A complete, exact copy of the records is needed here.

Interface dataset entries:
::::::::::
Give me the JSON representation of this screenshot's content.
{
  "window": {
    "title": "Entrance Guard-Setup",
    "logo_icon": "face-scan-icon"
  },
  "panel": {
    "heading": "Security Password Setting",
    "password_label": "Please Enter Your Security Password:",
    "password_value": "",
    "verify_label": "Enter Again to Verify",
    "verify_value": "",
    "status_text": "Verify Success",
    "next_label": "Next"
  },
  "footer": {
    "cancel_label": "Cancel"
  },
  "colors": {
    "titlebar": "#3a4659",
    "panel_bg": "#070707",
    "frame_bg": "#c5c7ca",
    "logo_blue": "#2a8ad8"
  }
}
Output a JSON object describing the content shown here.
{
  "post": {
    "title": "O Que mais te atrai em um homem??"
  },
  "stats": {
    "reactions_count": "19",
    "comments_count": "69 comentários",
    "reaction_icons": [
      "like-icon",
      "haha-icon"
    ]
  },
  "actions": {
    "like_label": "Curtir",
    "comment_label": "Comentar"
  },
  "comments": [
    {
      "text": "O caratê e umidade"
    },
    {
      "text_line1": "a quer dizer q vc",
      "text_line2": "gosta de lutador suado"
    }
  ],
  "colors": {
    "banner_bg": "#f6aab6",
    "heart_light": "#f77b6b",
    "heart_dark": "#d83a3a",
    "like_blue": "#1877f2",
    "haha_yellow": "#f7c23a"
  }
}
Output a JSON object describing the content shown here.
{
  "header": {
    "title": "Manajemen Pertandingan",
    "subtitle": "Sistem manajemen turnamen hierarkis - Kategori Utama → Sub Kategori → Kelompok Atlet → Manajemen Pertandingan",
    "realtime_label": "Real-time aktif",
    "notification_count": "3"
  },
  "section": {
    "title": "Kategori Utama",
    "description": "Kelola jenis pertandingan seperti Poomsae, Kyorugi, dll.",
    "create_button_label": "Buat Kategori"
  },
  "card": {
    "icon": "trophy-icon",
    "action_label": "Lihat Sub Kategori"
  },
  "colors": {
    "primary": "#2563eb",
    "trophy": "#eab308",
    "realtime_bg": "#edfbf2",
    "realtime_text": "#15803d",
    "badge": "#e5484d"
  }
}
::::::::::
ANSWER BELOW:
Give me the JSON representation of this screenshot's content.
{
  "window": {
    "title": "Entrance Guard-Setup",
    "logo_icon": "face-scan-icon"
  },
  "panel": {
    "heading": "Security Password Setting",
    "password_label": "Please Enter Your Security Password:",
    "password_value": "",
    "verify_label": "Enter Again to Verify",
    "verify_value": "",
    "status_text": "Verify Success",
    "next_label": "Next"
  },
  "footer": {
    "cancel_label": "Cancel"
  },
  "colors": {
    "titlebar": "#3a4659",
    "panel_bg": "#070707",
    "frame_bg": "#c5c7ca",
    "logo_blue": "#2a8ad8"
  }
}
Output a JSON object describing the content shown here.
{
  "post": {
    "title": "O Que mais te atrai em um homem??"
  },
  "stats": {
    "reactions_count": "19",
    "comments_count": "69 comentários",
    "reaction_icons": [
      "like-icon",
      "haha-icon"
    ]
  },
  "actions": {
    "like_label": "Curtir",
    "comment_label": "Comentar"
  },
  "comments": [
    {
      "text": "O caratê e umidade"
    },
    {
      "text_line1": "a quer dizer q vc",
      "text_line2": "gosta de lutador suado"
    }
  ],
  "colors": {
    "banner_bg": "#f6aab6",
    "heart_light": "#f77b6b",
    "heart_dark": "#d83a3a",
    "like_blue": "#1877f2",
    "haha_yellow": "#f7c23a"
  }
}
Output a JSON object describing the content shown here.
{
  "header": {
    "title": "Manajemen Pertandingan",
    "subtitle": "Sistem manajemen turnamen hierarkis - Kategori Utama → Sub Kategori → Kelompok Atlet → Manajemen Pertandingan",
    "realtime_label": "Real-time aktif",
    "notification_count": "3"
  },
  "section": {
    "title": "Kategori Utama",
    "description": "Kelola jenis pertandingan seperti Poomsae, Kyorugi, dll.",
    "create_button_label": "Buat Kategori"
  },
  "card": {
    "icon": "trophy-icon",
    "action_label": "Lihat Sub Kategori"
  },
  "colors": {
    "primary": "#2563eb",
    "trophy": "#eab308",
    "realtime_bg": "#edfbf2",
    "realtime_text": "#15803d",
    "badge": "#e5484d"
  }
}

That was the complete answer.